And just like that, Nepal was a thing of the past. However, I sure hope it is also a thing of my future. The mountains were like none other, both for their natural beauty and the culture that exists amidst them.

But wait...

Insane in Bahrain! Insane, got no plane!
A delayed flight and missed connection put us in the lovely dessert city of Bahrain for 24 hours. WooHOO!

Have money, build massive World Trade Center towers. Right?
Then build a high-end mall on the ground floor: Louis Vitton, Rolex, Tiffany & Co, Armani, etc.
0% of this fruit is grown in Bahrain. Where is the oil stall?
Had a lot of money? Rent a bunch of cranes and then stop construction.
This construction site has been as pictured for a year and a half. Yikes.
I had been craving ice cream for weeks. Craving satisfied.
The End


JB said...

Looks amazing. Can't wait to see your ass in one of those hats driving your Subaru decked out in prayer flags. Awesome trip!

Bernard Rocca said...

I got the hats, the flags, and the Subaru. Stay tuned for photo...

Anonymous said...

Looks like a great trip! Do Sherpas (true and not) use iPads or iPhones?


snowymonk said...

Awesome post as always, but this one is incredible! Those pics take me right back to Nepal... what a special place. Sounds like it was a great trip!

David Doman said...

amazing journey and amazing job documenting it as always my man.

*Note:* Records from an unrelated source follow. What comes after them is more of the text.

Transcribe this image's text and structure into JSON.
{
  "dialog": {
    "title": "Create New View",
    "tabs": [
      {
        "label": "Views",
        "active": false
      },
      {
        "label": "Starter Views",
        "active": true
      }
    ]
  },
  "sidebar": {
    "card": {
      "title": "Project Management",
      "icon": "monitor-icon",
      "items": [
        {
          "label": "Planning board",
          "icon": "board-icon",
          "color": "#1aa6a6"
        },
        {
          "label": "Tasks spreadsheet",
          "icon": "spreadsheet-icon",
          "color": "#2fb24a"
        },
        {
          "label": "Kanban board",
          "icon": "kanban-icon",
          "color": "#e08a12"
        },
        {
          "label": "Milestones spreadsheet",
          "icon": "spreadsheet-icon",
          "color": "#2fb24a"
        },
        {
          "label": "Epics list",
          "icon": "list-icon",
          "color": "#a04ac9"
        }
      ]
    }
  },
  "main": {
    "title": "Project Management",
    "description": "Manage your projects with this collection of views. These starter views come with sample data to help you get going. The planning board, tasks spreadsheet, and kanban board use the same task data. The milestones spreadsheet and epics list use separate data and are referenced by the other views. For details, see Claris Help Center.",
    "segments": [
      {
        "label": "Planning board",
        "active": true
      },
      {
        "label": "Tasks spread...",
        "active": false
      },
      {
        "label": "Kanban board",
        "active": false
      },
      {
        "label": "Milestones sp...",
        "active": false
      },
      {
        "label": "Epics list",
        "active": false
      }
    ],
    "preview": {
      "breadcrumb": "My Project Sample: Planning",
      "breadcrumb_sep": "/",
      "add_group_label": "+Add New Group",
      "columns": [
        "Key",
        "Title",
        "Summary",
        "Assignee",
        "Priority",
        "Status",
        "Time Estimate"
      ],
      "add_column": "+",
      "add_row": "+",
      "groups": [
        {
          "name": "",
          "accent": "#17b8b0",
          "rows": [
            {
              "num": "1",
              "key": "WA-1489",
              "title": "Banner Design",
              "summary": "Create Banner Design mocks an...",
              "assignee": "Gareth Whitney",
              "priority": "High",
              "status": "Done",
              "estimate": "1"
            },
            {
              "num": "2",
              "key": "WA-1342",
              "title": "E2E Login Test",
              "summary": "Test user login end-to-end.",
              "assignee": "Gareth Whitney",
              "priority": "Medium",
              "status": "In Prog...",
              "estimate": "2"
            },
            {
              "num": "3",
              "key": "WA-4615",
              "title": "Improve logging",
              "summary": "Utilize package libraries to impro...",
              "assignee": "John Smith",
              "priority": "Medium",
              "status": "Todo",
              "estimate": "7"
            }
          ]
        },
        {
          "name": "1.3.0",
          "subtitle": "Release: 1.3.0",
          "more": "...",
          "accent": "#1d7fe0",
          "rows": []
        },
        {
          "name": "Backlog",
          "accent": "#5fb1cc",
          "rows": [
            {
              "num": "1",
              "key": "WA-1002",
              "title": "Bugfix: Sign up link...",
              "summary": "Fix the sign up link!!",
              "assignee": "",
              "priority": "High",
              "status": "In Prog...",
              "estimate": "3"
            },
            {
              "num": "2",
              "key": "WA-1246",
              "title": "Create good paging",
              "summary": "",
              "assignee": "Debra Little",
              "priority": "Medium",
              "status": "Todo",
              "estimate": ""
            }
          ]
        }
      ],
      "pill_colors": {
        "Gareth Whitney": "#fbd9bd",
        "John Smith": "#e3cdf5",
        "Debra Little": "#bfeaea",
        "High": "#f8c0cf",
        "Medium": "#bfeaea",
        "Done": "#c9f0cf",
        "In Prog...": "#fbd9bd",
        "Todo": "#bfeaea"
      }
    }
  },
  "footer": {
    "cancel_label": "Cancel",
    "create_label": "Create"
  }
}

Dropbox more photos!

That might be my favorite of the ones posted.

Post a Comment